Scan the entries for lines with the word "desc" and copy those lines.

___ WORKING DATA ___

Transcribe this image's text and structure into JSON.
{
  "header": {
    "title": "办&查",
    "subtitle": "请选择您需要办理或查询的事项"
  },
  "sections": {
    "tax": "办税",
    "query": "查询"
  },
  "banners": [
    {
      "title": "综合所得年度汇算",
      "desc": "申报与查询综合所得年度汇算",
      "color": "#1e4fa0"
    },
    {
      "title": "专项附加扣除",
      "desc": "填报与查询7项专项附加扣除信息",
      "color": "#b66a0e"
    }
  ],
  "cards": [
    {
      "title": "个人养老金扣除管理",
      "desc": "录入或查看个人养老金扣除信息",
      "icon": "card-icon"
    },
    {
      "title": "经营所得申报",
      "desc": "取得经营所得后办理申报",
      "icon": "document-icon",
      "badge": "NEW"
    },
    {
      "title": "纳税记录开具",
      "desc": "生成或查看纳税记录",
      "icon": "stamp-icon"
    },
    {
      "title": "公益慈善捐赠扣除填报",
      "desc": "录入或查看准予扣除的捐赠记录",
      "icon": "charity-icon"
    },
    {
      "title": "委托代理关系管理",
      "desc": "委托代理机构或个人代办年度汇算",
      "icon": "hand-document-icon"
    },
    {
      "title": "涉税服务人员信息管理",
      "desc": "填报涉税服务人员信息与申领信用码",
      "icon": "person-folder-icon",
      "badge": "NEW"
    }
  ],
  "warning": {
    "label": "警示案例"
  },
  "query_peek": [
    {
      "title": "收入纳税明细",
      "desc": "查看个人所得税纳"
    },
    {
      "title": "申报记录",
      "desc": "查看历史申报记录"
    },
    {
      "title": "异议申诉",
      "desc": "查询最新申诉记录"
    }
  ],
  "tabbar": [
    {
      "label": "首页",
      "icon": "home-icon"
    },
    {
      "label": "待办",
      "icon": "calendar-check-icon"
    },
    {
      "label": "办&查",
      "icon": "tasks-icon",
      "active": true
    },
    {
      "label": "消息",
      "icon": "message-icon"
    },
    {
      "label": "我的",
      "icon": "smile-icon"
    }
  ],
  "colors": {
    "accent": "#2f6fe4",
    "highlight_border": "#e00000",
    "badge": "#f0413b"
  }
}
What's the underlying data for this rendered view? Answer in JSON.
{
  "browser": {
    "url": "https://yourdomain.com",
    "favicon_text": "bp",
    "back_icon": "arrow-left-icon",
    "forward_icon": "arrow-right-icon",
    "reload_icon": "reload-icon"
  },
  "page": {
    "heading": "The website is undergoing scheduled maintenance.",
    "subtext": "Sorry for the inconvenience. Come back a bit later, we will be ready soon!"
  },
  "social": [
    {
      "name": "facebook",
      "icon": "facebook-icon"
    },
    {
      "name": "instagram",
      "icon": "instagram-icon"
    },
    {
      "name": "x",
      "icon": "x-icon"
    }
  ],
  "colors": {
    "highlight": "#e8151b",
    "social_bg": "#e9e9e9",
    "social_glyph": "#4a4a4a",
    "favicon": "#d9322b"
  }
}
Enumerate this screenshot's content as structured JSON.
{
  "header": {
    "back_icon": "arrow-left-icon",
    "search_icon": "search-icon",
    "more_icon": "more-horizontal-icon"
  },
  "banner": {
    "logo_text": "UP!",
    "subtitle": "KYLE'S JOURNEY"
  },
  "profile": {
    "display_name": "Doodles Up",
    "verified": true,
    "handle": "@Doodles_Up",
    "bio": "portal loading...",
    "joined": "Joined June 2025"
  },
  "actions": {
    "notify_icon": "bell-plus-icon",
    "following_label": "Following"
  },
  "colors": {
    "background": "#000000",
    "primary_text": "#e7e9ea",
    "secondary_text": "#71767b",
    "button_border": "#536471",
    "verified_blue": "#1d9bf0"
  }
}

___

▸ FINISHED EXERCISE
      "desc": "申报与查询综合所得年度汇算",
      "desc": "填报与查询7项专项附加扣除信息",
      "desc": "录入或查看个人养老金扣除信息",
      "desc": "取得经营所得后办理申报",
      "desc": "生成或查看纳税记录",
      "desc": "录入或查看准予扣除的捐赠记录",
      "desc": "委托代理机构或个人代办年度汇算",
      "desc": "填报涉税服务人员信息与申领信用码",
      "desc": "查看个人所得税纳"
      "desc": "查看历史申报记录"
      "desc": "查询最新申诉记录"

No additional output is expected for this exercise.